Fig. 2. A cartoon showing the evolution of hominin locomotor capabilities as predicted by the traditional hypotheses (left) and the complex topography hypothesis (right) and illustrating the differences between these two models’ abilities to explain our history. Both sequences begin with the predicted last common ancestor of Pan and Homo at about 6Ma towards the top and culminate in Homo sapiens at the bottom.

    Complex topography hypothesis provides a good explanation for the specific anatomical features accompanying human divergence from other primates. Fig. 3 shows a comparison with the classical views in which early hominins jumped from trees onto flat plains sensitive to climate change.

Fig. 4. Schematic summarising the ways the traditional hypotheses (left) and complex topography hypothesis (right) explain modern human anatomical features.

Fig. 6. Map of Southern Red Sea. Devès

Hominins in Arabian Landscapes


With the ERC-DISPERSE PROJECT

IPGP & The University of York

Hominin reactions to large herbivore seasonal migration

in the Southern Levant

With the SOUTHERN LEVANT HUMAN ENVIRONMENT PROJECT

IPGP

Fig. 5. Possible dispersal routes going across the Arabian peninsula. Known Palaeolithic sites. Devès

Fig. 3. A view towards Sterkfontein site from the adjacent hard rock showing the surrounding complex topography.

Explanations are classified: those labelled (A) are based on active selection for the trait,(F) indicates a feedback loop based on selection for another trait, and (P) is passive selection or drift. The silhouette is coloured accordingly: pink indicates adaptations only indirectly explained by the hypothesis, cream those explicable by a single direct selective pressure, and green those subject to more than one direct selective pressure.

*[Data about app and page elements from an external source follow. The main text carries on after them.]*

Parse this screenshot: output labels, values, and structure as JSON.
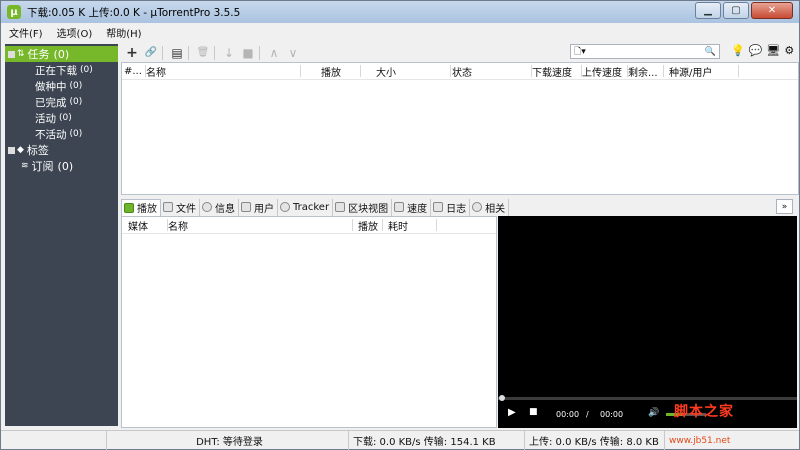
{
  "window": {
    "title": "下载:0.05 K 上传:0.0 K - µTorrentPro 3.5.5",
    "app_icon_glyph": "µ",
    "minimize": "▁",
    "maximize": "▢",
    "close": "✕"
  },
  "menu": {
    "file": "文件(F)",
    "options": "选项(O)",
    "help": "帮助(H)"
  },
  "sidebar": {
    "torrents": {
      "label": "任务",
      "count": "(0)"
    },
    "sub": [
      {
        "label": "正在下载",
        "count": "(0)"
      },
      {
        "label": "做种中",
        "count": "(0)"
      },
      {
        "label": "已完成",
        "count": "(0)"
      },
      {
        "label": "活动",
        "count": "(0)"
      },
      {
        "label": "不活动",
        "count": "(0)"
      }
    ],
    "labels": {
      "label": "标签"
    },
    "feeds": {
      "label": "订阅",
      "count": "(0)"
    }
  },
  "toolbar": {
    "add_icon": "+",
    "link_icon": "🔗",
    "create_icon": "▤",
    "remove_icon": "🗑",
    "start_icon": "↓",
    "stop_icon": "■",
    "up_icon": "∧",
    "down_icon": "∨",
    "search_icon": "🔍",
    "search_doc_icon": "🗋▾",
    "right_icons": [
      "💡",
      "💬",
      "🖥",
      "⚙"
    ]
  },
  "torrent_table": {
    "columns": [
      "#...",
      "名称",
      "播放",
      "大小",
      "状态",
      "下载速度",
      "上传速度",
      "剩余...",
      "种源/用户"
    ]
  },
  "tabs": [
    {
      "label": "播放",
      "active": true
    },
    {
      "label": "文件"
    },
    {
      "label": "信息"
    },
    {
      "label": "用户"
    },
    {
      "label": "Tracker"
    },
    {
      "label": "区块视图"
    },
    {
      "label": "速度"
    },
    {
      "label": "日志"
    },
    {
      "label": "相关"
    }
  ],
  "collapse_label": "»",
  "media_table": {
    "columns": [
      "媒体",
      "名称",
      "播放",
      "耗时"
    ]
  },
  "player": {
    "play_icon": "▶",
    "stop_icon": "■",
    "time_current": "00:00",
    "time_sep": "/",
    "time_total": "00:00",
    "volume_icon": "🔊",
    "volume_level": 0.4,
    "watermark": "脚本之家",
    "watermark_url": "www.jb51.net"
  },
  "status": {
    "dht": "DHT: 等待登录",
    "download": "下载: 0.0 KB/s 传输: 154.1 KB",
    "upload": "上传: 0.0 KB/s 传输: 8.0 KB"
  },
  "colors": {
    "accent": "#76b82a",
    "sidebar_bg": "#3c4551"
  }
}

    Dispersal happens because the behaviour of a species, within the ecological conditions in which it occurs, is successful; and because there are environments sufficiently similar to, and sufficiently adjacent to, the areas currently occupied by the species, to permit expansion of the population in spatial as well as numeric terms. Archaeological sites provide snapshots of the opportunistic, or planned, exploitation of animal resources by the Lower Palaeolithic hominin groups.


    We use the geology and various landscape features (such as roughness, water retentivity, etc), which responds at varying rates to tectonic and climatic controls, to decipher the possible routes for seasonal migration of large herbivores in the region of Carmel-Galilee-Golan and to test whether these correlate with the distribution of the main sites (Devès et al. 2014, Devès et al. 2015 (in press)).

 

Last update

Ongoing

    We are developing the idea presented above for application to important sites in Kenya (in collaboration with the Nairobi National Museum). We want to also develop further the articulation between geomorphology and archaeological visibility, with application notably to the coast of the Red Sea near Jizan. The DISPERSE project ends in 2015 but there are ongoing discussions to build a international and interdisciplinary project to continue working on these topics on a wider scale, including probably contributions from palaeo-climate modeling and physical geomorphology.